The picture taken by Rare Lesser Spotted shows hardy fishermen on Hull's Corporation Pier approaching high tide on the afternoon of 8 February 2009. Mad buggers!
Sundays are not necessarily a family day these days. I have some duties to perform with the local football league; my other half attends her church and evening meal is the only time we really sit down with each other and we don't talk too much because while we eat, we watch Time Team on Channel 4. We normally drink milk or a cuppa with our fairly traditional (for the English) Sunday roast - this week beef, steamed fresh vegetables and roast potatoes (no Yorkshire Puddings - sacrilege!) But this week after a long week at work I had a bottle of 'Badger' world champion beer, brewed, it says, with First Gold single English hop to around 4% alcohol volume. In fact a nice smooth tasty drink considering its 96% HO2.
My acquaintance with real ale started a couple of years ago shopping in Sainsburys where there was a selection of bottles of real ale. Not being a big drinker at all, I thought I would become fashionable and cool like my kids who knew this stuff fairly intimately and for a now-and-then drinker I found it rather nice for a change.
Talking with the other half is not a tradition I enjoy too much when I'm tired after a long day at work, but having read the exceptional book (although you have to get used to the strange prose) Men are from Mars, Women are from Venus, I learned to listen to my other half who seemed to want to spew out her days story albeit there was rarely anything but routine work in her NHS role. See? For a fifty year old guy to buy that book to try to understand women or more accurately relationships is not bad. However, I'm not sure what I got from it other than 'listen harder', she has peaks and troughs in her moods, men like to go into their caves (the shed) and if you are in her bad books, don't buy her flowers from the local garage .
The trouble is most of it goes in one ear and out of the the other - a practise I have honed over the years and am frequently reminded about when I can't remember salient facts about this or dates relating to that.
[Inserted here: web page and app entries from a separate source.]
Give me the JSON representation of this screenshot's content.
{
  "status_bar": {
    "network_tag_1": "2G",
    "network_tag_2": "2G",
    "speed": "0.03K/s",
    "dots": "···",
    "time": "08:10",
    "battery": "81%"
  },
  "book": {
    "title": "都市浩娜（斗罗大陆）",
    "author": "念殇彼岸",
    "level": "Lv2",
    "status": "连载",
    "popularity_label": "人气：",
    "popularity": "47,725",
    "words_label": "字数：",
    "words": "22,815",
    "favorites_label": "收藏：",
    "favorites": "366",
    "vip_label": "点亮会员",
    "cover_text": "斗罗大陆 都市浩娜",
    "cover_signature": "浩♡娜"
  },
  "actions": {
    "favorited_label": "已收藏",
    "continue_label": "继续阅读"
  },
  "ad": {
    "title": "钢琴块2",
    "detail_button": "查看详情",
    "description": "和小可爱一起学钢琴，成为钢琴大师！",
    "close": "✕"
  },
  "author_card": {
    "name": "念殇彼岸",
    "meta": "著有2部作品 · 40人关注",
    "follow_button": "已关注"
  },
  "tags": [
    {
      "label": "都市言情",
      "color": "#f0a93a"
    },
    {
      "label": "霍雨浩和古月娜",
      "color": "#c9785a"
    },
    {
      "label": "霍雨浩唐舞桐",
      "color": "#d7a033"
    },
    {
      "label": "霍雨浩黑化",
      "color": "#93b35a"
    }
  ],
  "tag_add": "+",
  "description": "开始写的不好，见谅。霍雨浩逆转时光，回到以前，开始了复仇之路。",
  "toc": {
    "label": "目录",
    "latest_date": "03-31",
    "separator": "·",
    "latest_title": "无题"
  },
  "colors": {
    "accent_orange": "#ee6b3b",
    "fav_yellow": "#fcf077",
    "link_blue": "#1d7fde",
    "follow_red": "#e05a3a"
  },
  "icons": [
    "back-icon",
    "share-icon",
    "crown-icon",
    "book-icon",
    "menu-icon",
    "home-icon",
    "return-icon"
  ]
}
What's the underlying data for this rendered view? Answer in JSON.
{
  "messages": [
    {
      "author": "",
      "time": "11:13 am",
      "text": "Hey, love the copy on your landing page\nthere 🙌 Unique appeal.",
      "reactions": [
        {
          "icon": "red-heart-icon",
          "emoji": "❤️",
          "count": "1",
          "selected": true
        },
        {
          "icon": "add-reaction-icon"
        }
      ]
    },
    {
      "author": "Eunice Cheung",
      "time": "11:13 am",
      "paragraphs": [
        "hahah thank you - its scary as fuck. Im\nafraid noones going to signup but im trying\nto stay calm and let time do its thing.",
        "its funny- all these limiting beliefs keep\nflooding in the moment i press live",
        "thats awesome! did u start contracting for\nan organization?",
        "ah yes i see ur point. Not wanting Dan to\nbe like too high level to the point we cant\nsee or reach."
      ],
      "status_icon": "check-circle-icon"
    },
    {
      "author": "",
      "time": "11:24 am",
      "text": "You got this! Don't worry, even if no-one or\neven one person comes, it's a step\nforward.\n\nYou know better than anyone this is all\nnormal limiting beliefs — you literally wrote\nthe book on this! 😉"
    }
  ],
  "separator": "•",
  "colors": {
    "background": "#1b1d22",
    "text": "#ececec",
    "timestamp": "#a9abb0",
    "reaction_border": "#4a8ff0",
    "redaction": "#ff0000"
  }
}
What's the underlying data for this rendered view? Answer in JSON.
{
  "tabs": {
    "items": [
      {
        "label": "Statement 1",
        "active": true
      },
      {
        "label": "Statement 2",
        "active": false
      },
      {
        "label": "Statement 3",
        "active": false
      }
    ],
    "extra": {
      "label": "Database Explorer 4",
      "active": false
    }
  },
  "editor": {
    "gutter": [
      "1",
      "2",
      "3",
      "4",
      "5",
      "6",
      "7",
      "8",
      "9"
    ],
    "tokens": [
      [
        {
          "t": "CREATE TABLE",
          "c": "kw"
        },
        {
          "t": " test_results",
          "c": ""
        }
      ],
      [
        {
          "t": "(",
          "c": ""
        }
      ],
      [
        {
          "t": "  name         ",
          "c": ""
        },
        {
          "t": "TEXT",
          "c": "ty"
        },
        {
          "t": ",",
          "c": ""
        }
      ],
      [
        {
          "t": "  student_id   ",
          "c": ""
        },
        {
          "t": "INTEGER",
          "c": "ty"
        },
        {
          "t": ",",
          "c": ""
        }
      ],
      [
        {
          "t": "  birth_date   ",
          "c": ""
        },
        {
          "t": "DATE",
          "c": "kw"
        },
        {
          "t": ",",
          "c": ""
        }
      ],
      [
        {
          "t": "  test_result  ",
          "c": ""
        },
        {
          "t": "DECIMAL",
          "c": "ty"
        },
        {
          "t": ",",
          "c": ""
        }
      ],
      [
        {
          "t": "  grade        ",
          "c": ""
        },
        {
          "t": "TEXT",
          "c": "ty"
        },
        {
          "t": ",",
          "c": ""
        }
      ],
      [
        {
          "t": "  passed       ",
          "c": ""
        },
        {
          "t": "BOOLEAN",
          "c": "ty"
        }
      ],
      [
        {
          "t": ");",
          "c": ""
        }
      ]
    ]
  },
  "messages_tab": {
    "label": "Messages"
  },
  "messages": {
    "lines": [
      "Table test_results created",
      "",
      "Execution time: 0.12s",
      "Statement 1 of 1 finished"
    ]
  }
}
I'm not sure I'll change after 29 years of marriage and what worries me is that when I retire, how will I adapt to convincingly ignore a greater intake of chatter whilst appearing to be interested? Ideas on a postcard...
Alan Ayckbourn in his 1975 play Absent Friends created the line, "You must come to our house next time. Absolute peace. Neither of us says a word to each other. It's the secret of a successful union." Wise man.
Only three spelling mistakes today.
Chat soon... Ta-ra.